If you are one such person, then you will know only too well just how difficult a role this can be. Keeping your own mental and physical wellbeing as healthy as possible can sometimes feel like a struggle. You might also be having financial difficulties. But there is help out there for you.

Carer’s needs assessment

If you care for another person and are aged 18 years and over, you are entitled to ask your adult social services at your local council to carry out an assessment of your needs to find out if you’re eligible for support. The assessment might recommend things like:

  • someone to take over caring so you can take a break
  • training in lifting and handling techniques
  • help with taxi fares if you don’t drive
  • advice with carers’ benefits.

The assessment is usually done face to face and someone from the council or a related organisation will ask you questions about how you’re managing with your caring and what you need to do. Be as honest as possible and explain how it affects your life. It’s best to be realistic about the situation, including the limits of the care you’re able to provide and the impact your caring is having on your life.

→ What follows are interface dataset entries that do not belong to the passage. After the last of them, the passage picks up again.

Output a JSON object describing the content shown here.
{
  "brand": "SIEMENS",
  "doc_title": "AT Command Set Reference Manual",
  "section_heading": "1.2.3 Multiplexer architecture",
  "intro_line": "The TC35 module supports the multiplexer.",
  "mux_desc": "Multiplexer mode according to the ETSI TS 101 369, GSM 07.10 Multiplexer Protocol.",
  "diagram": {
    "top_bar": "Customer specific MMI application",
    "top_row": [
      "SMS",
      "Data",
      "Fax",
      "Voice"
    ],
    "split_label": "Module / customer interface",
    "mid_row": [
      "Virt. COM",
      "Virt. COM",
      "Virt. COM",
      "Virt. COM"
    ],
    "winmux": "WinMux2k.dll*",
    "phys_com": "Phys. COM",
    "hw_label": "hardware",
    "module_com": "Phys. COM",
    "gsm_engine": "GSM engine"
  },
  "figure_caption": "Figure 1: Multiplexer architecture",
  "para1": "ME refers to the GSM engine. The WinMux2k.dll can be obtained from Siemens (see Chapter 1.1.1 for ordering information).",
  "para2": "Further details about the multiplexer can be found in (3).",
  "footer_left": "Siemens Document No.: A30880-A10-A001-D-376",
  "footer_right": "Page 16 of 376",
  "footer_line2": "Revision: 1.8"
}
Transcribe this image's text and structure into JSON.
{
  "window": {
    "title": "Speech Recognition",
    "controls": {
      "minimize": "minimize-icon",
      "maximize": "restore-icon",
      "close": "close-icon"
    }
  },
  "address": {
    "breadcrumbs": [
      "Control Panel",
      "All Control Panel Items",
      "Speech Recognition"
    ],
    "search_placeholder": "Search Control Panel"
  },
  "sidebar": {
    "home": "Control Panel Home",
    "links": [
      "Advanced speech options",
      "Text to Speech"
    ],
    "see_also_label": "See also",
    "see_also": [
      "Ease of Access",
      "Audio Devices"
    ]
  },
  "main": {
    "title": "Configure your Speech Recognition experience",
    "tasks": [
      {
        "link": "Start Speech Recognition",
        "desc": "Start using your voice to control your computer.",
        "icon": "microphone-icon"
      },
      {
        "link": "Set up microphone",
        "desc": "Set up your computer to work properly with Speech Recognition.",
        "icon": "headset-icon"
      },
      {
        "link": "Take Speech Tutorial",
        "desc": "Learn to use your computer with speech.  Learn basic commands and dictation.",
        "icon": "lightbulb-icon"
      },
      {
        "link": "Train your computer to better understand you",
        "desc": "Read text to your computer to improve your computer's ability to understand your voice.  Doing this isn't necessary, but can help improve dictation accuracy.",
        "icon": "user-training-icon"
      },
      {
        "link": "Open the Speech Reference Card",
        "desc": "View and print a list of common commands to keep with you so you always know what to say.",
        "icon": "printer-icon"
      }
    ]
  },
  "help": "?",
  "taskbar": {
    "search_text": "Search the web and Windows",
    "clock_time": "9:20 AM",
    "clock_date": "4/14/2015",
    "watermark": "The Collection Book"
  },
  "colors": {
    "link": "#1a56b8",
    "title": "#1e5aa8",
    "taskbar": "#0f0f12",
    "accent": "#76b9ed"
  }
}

Care and support plan

Following the assessment, you should receive a care and support plan setting out how the council can (or can’t) help you. This might include help with costs, which might then mean you need to take a financial assessment first. You might also qualify for benefits for carers, to help with the costs.

How to challenge a local authority’s decision

If you’re unhappy with the outcome of the assessment, you can make a formal complaint. Your local authority should give you a copy of the relevant complaints procedure if you ask for it. If you remain dissatisfied with the council’s response and live in England, your final option is to take the matter to the Local Government and Social Care Ombudsman .

Go to the NHS website’s page about the carer’s needs assessment  for more information.

Need to talk?

If you are finding your caring responsibilities too challenging, you might find it helpful to speak to someone. Marie Curie, the end-of-life charity, runs a free Support Line Mon–Fri, 8am-6pm and Sat, 11am–5pm. You can find out more on the Marie Curie website .

You might also find our article about coping with change and uncertainty helpful.

Support for carers

Carers UK 

A national membership charity that champions carers’ rights, connecting and supporting carers online and in local communities. Join the Carers UK online forum  for chat and support.

Carers UK helpline for benefit checks and advice for carers: 0808 808 7777 (Mon and Tue, 10am–4pm)

Carers Trust 

Works with a network of partners to support carers in their homes and communities by providing replacement care, advice and emotional support. 

Dementia Carers Count 

Offers free training courses for family carers of people with dementia.

Related pages

The EPiC Resource Centre is kindly sponsored by Cleenol: working for a cleaner, safer, kinder world.